- Store paint containers in designated areas away from flammable materials.
- Ensure proper spacing between paint containers to prevent accidental spills or contact with other chemicals.
- Keep storage areas clean and free of clutter to facilitate easy access and prevent the accumulation of flammable debris.
- Install fire suppression systems, such as fire extinguishers or sprinklers, in paint storage areas to provide immediate response in case of fire.
By implementing these precautions, the risk of fire incidents associated with paint storage can be significantly reduced.
Case Studies and Examples
To further emphasize the importance of understanding paint flammability when dry, let’s explore a few real-world case studies and examples that highlight the potential consequences of neglecting safety measures.
- Fire in a commercial building: In a large commercial building, a fire broke out due to the ignition of stored paint cans. The fire spread rapidly, causing extensive damage and endangering occupants. Investigations revealed that the paint storage area did not adhere to proper safety protocols, such as adequate spacing and fire suppression systems.
Lessons learned: Proper storage and adherence to safety guidelines are crucial in preventing catastrophic fires in commercial settings.
- Residential fire incident: A residential fire was ignited when an individual disposed of dry paint improperly. The discarded paint cans caught fire due to contact with other combustible materials. The fire quickly spread, causing significant damage to the property.
Lessons learned: Proper disposal of dry paint according to local regulations is essential to prevent fire incidents and protect the environment.
These examples highlight the potential consequences of negligence or lack of awareness regarding paint flammability. By following safety guidelines and understanding the properties of paint, such incidents can be prevented, ensuring the well-being of individuals and property.
Alternatives to Flammable Paints

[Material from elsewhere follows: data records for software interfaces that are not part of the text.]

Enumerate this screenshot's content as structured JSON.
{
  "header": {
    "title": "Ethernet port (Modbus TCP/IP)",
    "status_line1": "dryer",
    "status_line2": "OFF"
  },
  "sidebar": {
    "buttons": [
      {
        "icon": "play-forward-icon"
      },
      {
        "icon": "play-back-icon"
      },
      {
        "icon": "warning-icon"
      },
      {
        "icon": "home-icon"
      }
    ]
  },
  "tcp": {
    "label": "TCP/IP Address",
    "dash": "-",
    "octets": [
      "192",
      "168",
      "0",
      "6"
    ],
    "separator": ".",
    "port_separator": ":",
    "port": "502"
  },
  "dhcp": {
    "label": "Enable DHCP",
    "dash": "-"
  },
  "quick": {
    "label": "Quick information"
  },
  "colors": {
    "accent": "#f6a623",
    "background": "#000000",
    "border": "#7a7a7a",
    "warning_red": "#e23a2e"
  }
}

For situations where flammability is a significant concern, there are alternatives to traditional flammable paints. These alternatives offer reduced flammability properties, providing added safety benefits. Let’s explore some options:
- Water-based paints: Water-based paints, also known as latex paints, have gained popularity due to their low flammability. These paints use water as the primary solvent instead of flammable organic solvents. They are commonly used in residential and commercial applications, offering ease of use, quick drying time, and reduced fire hazards.
- Powder coatings: Powder coatings are another alternative to flammable paints. This coating method involves the electrostatic application of dry powder onto a surface, which is then cured using heat. Powder coatings are known for their excellent fire resistance, durability, and environmental friendliness.
- Intumescent coatings: Intumescent coatings are specialized fire-resistant coatings that expand when exposed to high temperatures. This expansion forms a protective layer that insulates the underlying surface, retarding the spread of fire. Intumescent coatings are commonly used in industrial settings, such as steel structures or fire doors.
Exploring these alternatives and understanding their specific properties can help individuals and industries make informed choices that prioritize safety without compromising performance.
Understanding the flammability of paint when it is dry is crucial for ensuring safety in various settings. While dried paint is generally less flammable than its wet counterpart, it is important to consider the composition, additives, and storage conditions to assess the associated risks accurately. By following industry standards, adhering to safety guidelines, and being aware of fire hazards, individuals can minimize the potential for fire incidents.
Remember, paint flammability is a multifaceted topic influenced by various factors such as binders, solvents, pigments, and additives. By staying informed and taking appropriate precautions, we can enjoy the benefits of paint while prioritizing safety in our artistic endeavors, home projects, and industrial applications.